*Information*
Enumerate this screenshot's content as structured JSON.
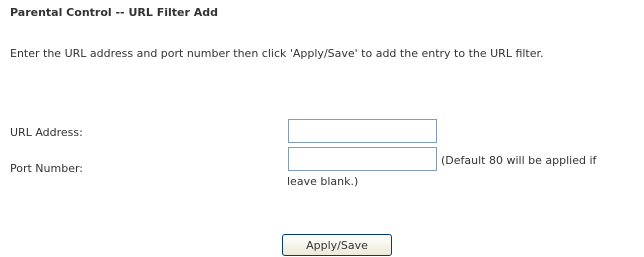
{
  "page": {
    "title": "Parental Control -- URL Filter Add",
    "instructions": "Enter the URL address and port number then click 'Apply/Save' to add the entry to the URL filter."
  },
  "form": {
    "url_label": "URL Address:",
    "url_value": "",
    "port_label": "Port Number:",
    "port_value": "",
    "port_hint_line1": "(Default 80 will be applied if",
    "port_hint_line2": "leave blank.)"
  },
  "actions": {
    "apply_label": "Apply/Save"
  }
}
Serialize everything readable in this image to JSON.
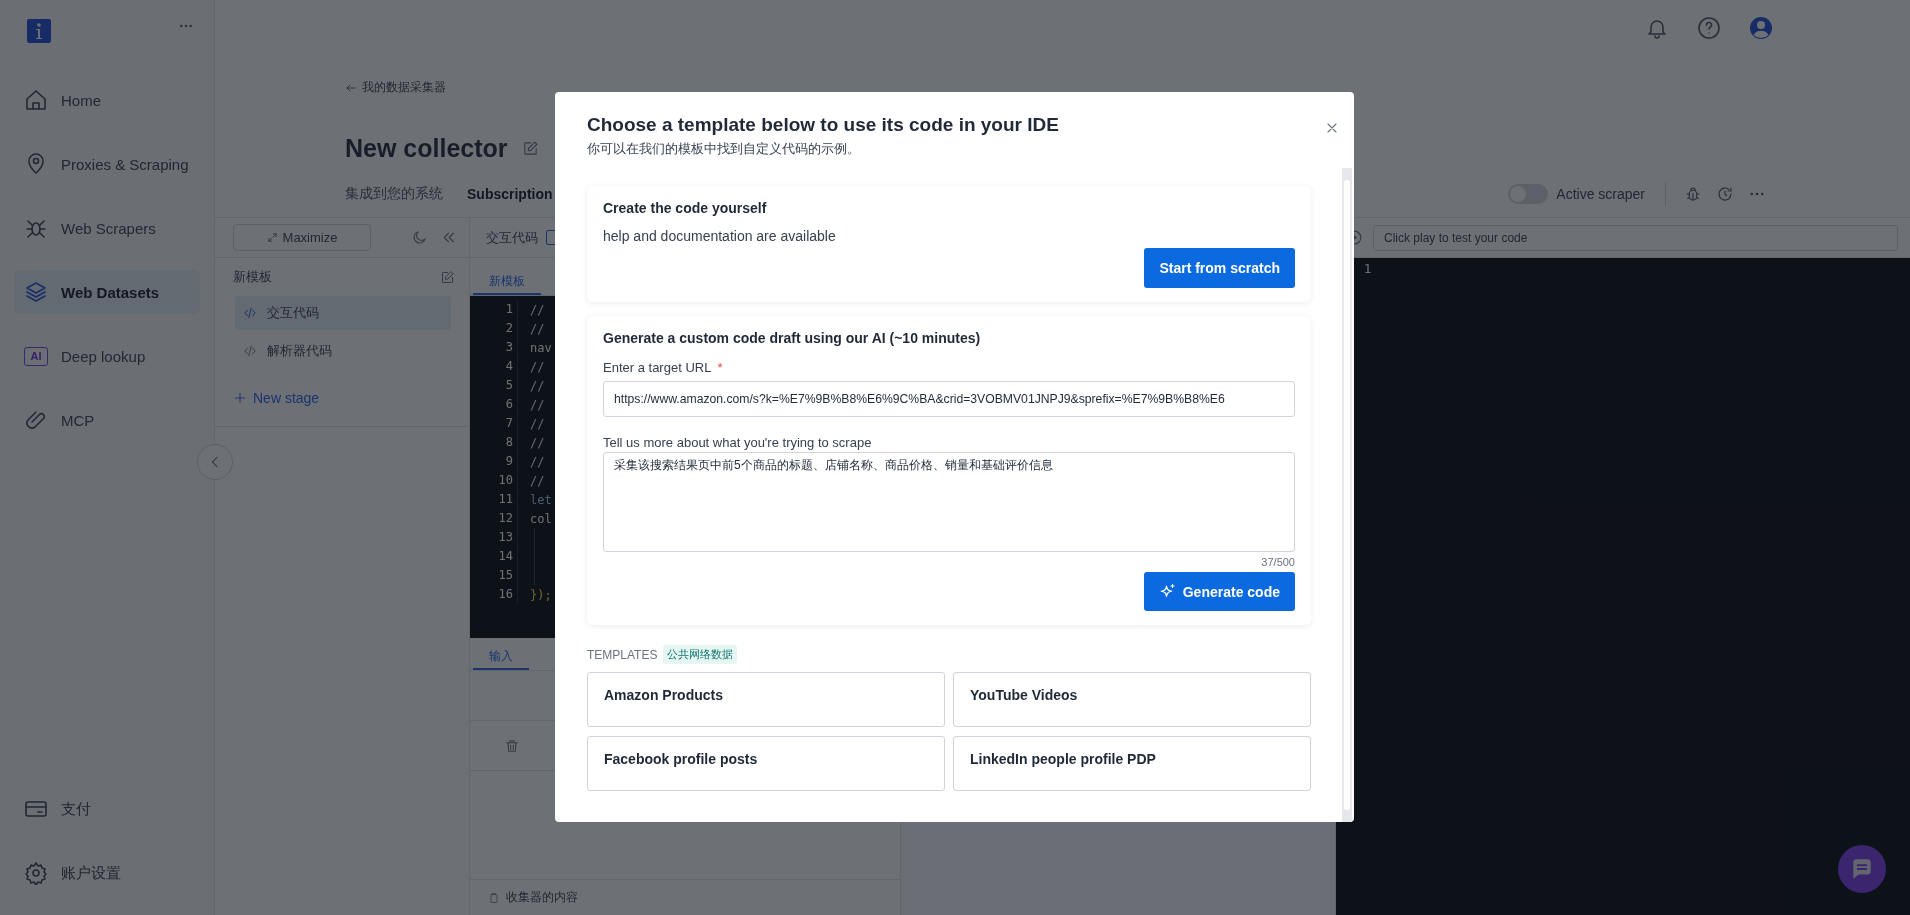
{
  "sidebar": {
    "items": [
      {
        "label": "Home",
        "kind": "home",
        "selected": false
      },
      {
        "label": "Proxies & Scraping",
        "kind": "pin",
        "selected": false
      },
      {
        "label": "Web Scrapers",
        "kind": "spider",
        "selected": false
      },
      {
        "label": "Web Datasets",
        "kind": "layers",
        "selected": true
      },
      {
        "label": "Deep lookup",
        "kind": "ai",
        "icon_text": "AI",
        "selected": false
      },
      {
        "label": "MCP",
        "kind": "clip",
        "selected": false
      }
    ],
    "bottom_items": [
      {
        "label": "支付",
        "kind": "card",
        "selected": false
      },
      {
        "label": "账户设置",
        "kind": "gear",
        "selected": false
      }
    ]
  },
  "header": {
    "breadcrumb": "我的数据采集器",
    "title": "New collector",
    "tabs": [
      {
        "label": "集成到您的系统",
        "selected": false
      },
      {
        "label": "Subscription",
        "selected": true
      }
    ],
    "active_scraper": {
      "label": "Active scraper",
      "on": false
    }
  },
  "stages_panel": {
    "maximize": "Maximize",
    "heading": "新模板",
    "stages": [
      {
        "label": "交互代码",
        "selected": true
      },
      {
        "label": "解析器代码",
        "selected": false
      }
    ],
    "new_stage": "New stage"
  },
  "editor": {
    "title": "交互代码",
    "tabs": [
      {
        "label": "新模板",
        "selected": true
      }
    ],
    "lines": [
      {
        "number": "1",
        "code": "//",
        "kind": "comment"
      },
      {
        "number": "2",
        "code": "//",
        "kind": "comment"
      },
      {
        "number": "3",
        "code": "nav",
        "kind": "plain"
      },
      {
        "number": "4",
        "code": "//",
        "kind": "comment"
      },
      {
        "number": "5",
        "code": "//",
        "kind": "comment"
      },
      {
        "number": "6",
        "code": "//",
        "kind": "comment"
      },
      {
        "number": "7",
        "code": "//",
        "kind": "comment"
      },
      {
        "number": "8",
        "code": "//",
        "kind": "comment"
      },
      {
        "number": "9",
        "code": "//",
        "kind": "comment"
      },
      {
        "number": "10",
        "code": "//",
        "kind": "comment"
      },
      {
        "number": "11",
        "code": "let",
        "kind": "keyword"
      },
      {
        "number": "12",
        "code": "col",
        "kind": "plain"
      },
      {
        "number": "13"
      },
      {
        "number": "14"
      },
      {
        "number": "15"
      },
      {
        "number": "16",
        "code": "});",
        "kind": "punct"
      }
    ]
  },
  "io_panel": {
    "tabs": [
      {
        "label": "输入",
        "selected": true
      }
    ],
    "footer": "收集器的内容"
  },
  "output": {
    "placeholder": "Click play to test your code",
    "line_numbers": [
      "1"
    ]
  },
  "modal": {
    "title": "Choose a template below to use its code in your IDE",
    "subtitle": "你可以在我们的模板中找到自定义代码的示例。",
    "scratch_card": {
      "title": "Create the code yourself",
      "text": "help and documentation are available",
      "button": "Start from scratch"
    },
    "ai_card": {
      "title": "Generate a custom code draft using our AI (~10 minutes)",
      "url_label": "Enter a target URL",
      "required_mark": "*",
      "url_value": "https://www.amazon.com/s?k=%E7%9B%B8%E6%9C%BA&crid=3VOBMV01JNPJ9&sprefix=%E7%9B%B8%E6",
      "details_label": "Tell us more about what you're trying to scrape",
      "details_value": "采集该搜索结果页中前5个商品的标题、店铺名称、商品价格、销量和基础评价信息",
      "count": "37/500",
      "button": "Generate code"
    },
    "templates_label": "TEMPLATES",
    "templates_tag": "公共网络数据",
    "templates": [
      "Amazon Products",
      "YouTube Videos",
      "Facebook profile posts",
      "LinkedIn people profile PDP"
    ]
  }
}
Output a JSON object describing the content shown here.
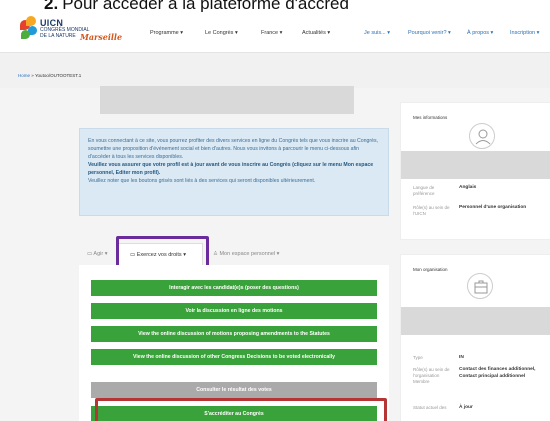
{
  "caption": {
    "number": "2.",
    "text": "Pour accéder à la plateforme d'accréd"
  },
  "header": {
    "logo": {
      "line1": "UICN",
      "line2": "CONGRÈS MONDIAL DE LA NATURE",
      "line3": "Marseille"
    },
    "nav": [
      {
        "label": "Programme ▾"
      },
      {
        "label": "Le Congrès ▾"
      },
      {
        "label": "France ▾"
      },
      {
        "label": "Actualités ▾"
      },
      {
        "label": "Je suis... ▾"
      },
      {
        "label": "Pourquoi venir? ▾"
      },
      {
        "label": "À propos ▾"
      },
      {
        "label": "Inscription ▾"
      }
    ]
  },
  "breadcrumb": {
    "home": "Home",
    "separator": "»",
    "current": "Youtoo/OUTOOTEST.1"
  },
  "info": {
    "p1": "En vous connectant à ce site, vous pourrez profiter des divers services en ligne du Congrès tels que vous inscrire au Congrès, soumettre une proposition d'événement social et bien d'autres. Nous vous invitons à parcourir le menu ci-dessous afin d'accéder à tous les services disponibles.",
    "p2_bold": "Veuillez vous assurer que votre profil est à jour avant de vous inscrire au Congrès (cliquez sur le menu Mon espace personnel, Editer mon profil).",
    "p3": "Veuillez noter que les boutons grisés sont liés à des services qui seront disponibles ultérieurement."
  },
  "tabs": {
    "agir": "Agir ▾",
    "exercez": "Exercez vos droits ▾",
    "espace": "Mon espace personnel ▾"
  },
  "actions": [
    {
      "label": "Interagir avec les candidat(e)s (poser des questions)",
      "state": "active"
    },
    {
      "label": "Voir la discussion en ligne des motions",
      "state": "active"
    },
    {
      "label": "View the online discussion of motions proposing amendments to the Statutes",
      "state": "active"
    },
    {
      "label": "View the online discussion of other Congress Decisions to be voted electronically",
      "state": "active"
    },
    {
      "label": "Consulter le résultat des votes",
      "state": "disabled"
    },
    {
      "label": "S'accréditer au Congrès",
      "state": "active"
    }
  ],
  "sidebar": {
    "infos": {
      "title": "Mes informations",
      "langue_label": "Langue de préférence",
      "langue_value": "Anglais",
      "role_label": "Rôle(s) au sein de l'UICN",
      "role_value": "Personnel d'une organisation"
    },
    "org": {
      "title": "Mon organisation",
      "type_label": "Type",
      "type_value": "IN",
      "role_label": "Rôle(s) au sein de l'organisation Membre",
      "role_value": "Contact des finances additionnel, Contact principal additionnel",
      "statut_label": "Statut actuel des",
      "statut_value": "À jour"
    }
  },
  "colors": {
    "green": "#3aa23a",
    "grey": "#aaaaaa",
    "purple_highlight": "#6a2c9c",
    "red_highlight": "#b53434",
    "info_bg": "#dbe9f4"
  }
}
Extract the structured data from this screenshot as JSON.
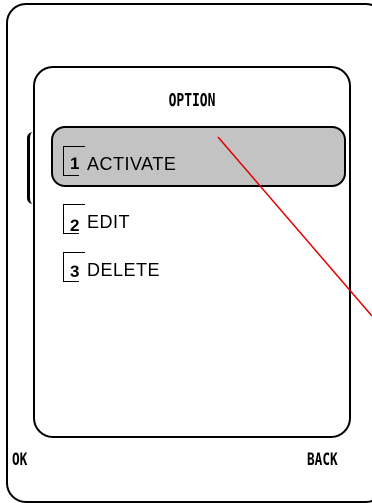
{
  "screen": {
    "title": "OPTION",
    "menu": [
      {
        "number": "1",
        "label": "ACTIVATE",
        "selected": true
      },
      {
        "number": "2",
        "label": "EDIT",
        "selected": false
      },
      {
        "number": "3",
        "label": "DELETE",
        "selected": false
      }
    ],
    "softkeys": {
      "left": "OK",
      "right": "BACK"
    }
  },
  "colors": {
    "highlight": "#c3c3c3",
    "pointer_line": "#e00000",
    "border": "#000000"
  }
}
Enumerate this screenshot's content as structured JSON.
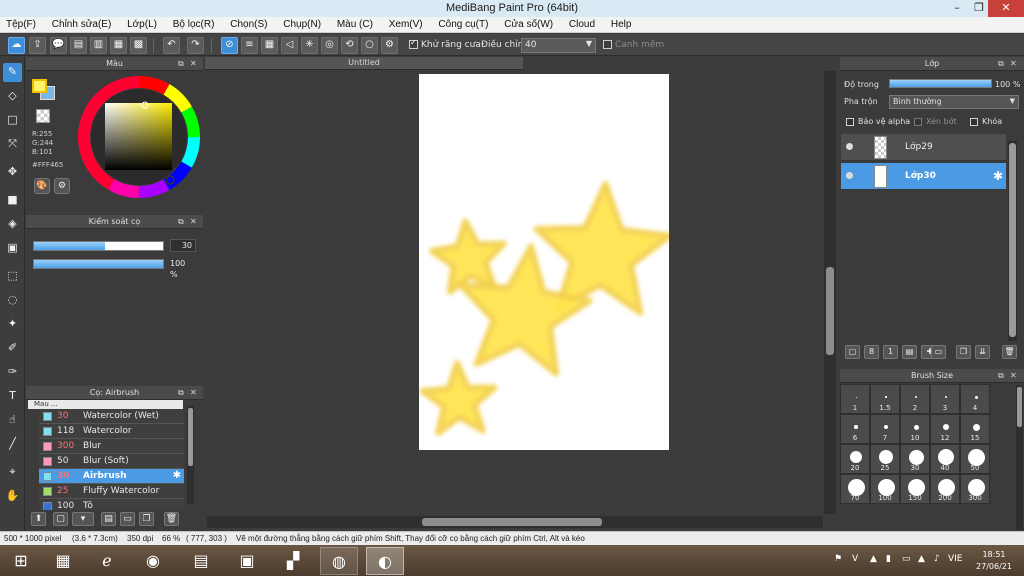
{
  "window": {
    "title": "MediBang Paint Pro (64bit)",
    "controls": [
      "–",
      "❐",
      "✕"
    ]
  },
  "menu": [
    "Tệp(F)",
    "Chỉnh sửa(E)",
    "Lớp(L)",
    "Bộ lọc(R)",
    "Chọn(S)",
    "Chụp(N)",
    "Màu (C)",
    "Xem(V)",
    "Công cụ(T)",
    "Cửa số(W)",
    "Cloud",
    "Help"
  ],
  "toolbar": {
    "antialias_label": "Khử răng cưa",
    "antialias_checked": true,
    "adjust_label": "Điều chỉnh",
    "adjust_value": "40",
    "smooth_label": "Canh mềm",
    "smooth_checked": false
  },
  "color_panel": {
    "title": "Màu",
    "fg_color": "#FFF465",
    "bg_color": "#7AB7E8",
    "r": "R:255",
    "g": "G:244",
    "b": "B:101",
    "hex": "#FFF465"
  },
  "brush_control": {
    "title": "Kiểm soát cọ",
    "size_value": "30",
    "size_fraction": 0.55,
    "opacity_value": "100 %",
    "opacity_fraction": 1.0
  },
  "brush_panel": {
    "title": "Cọ: Airbrush",
    "group_label": "Mau ...",
    "items": [
      {
        "size": "30",
        "name": "Watercolor (Wet)",
        "color": "#7fe0f0",
        "size_color": "red"
      },
      {
        "size": "118",
        "name": "Watercolor",
        "color": "#7fe0f0",
        "size_color": "white"
      },
      {
        "size": "300",
        "name": "Blur",
        "color": "#ff9ab8",
        "size_color": "red"
      },
      {
        "size": "50",
        "name": "Blur (Soft)",
        "color": "#ff9ab8",
        "size_color": "white"
      },
      {
        "size": "30",
        "name": "Airbrush",
        "color": "#7fe0f0",
        "size_color": "red",
        "active": true
      },
      {
        "size": "25",
        "name": "Fluffy Watercolor",
        "color": "#9ee06a",
        "size_color": "red"
      },
      {
        "size": "100",
        "name": "Tô",
        "color": "#3a70d0",
        "size_color": "white"
      }
    ]
  },
  "canvas": {
    "tab_title": "Untitled",
    "star_color": "#FFE44A",
    "star_outline": "#F2D04A"
  },
  "layer_panel": {
    "title": "Lớp",
    "opacity_label": "Độ trong",
    "opacity_value": "100 %",
    "blend_label": "Pha trộn",
    "blend_value": "Bình thường",
    "alpha_protect": "Bảo vệ alpha",
    "clipping": "Xén bớt",
    "lock": "Khóa",
    "layers": [
      {
        "name": "Lớp29",
        "active": false
      },
      {
        "name": "Lớp30",
        "active": true
      }
    ]
  },
  "brush_size_panel": {
    "title": "Brush Size",
    "sizes": [
      "1",
      "1.5",
      "2",
      "3",
      "4",
      "6",
      "7",
      "10",
      "12",
      "15",
      "20",
      "25",
      "30",
      "40",
      "50",
      "70",
      "100",
      "150",
      "200",
      "300"
    ]
  },
  "status": {
    "size": "500 * 1000 pixel",
    "physical": "(3.6 * 7.3cm)",
    "dpi": "350 dpi",
    "zoom": "66 %",
    "coords": "( 777, 303 )",
    "hint": "Vẽ một đường thẳng bằng cách giữ phím Shift, Thay đổi cỡ cọ bằng cách giữ phím Ctrl, Alt và kéo"
  },
  "taskbar": {
    "language": "VIE",
    "time": "18:51",
    "date": "27/06/21"
  }
}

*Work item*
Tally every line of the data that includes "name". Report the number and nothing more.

*Output of the exercise*
9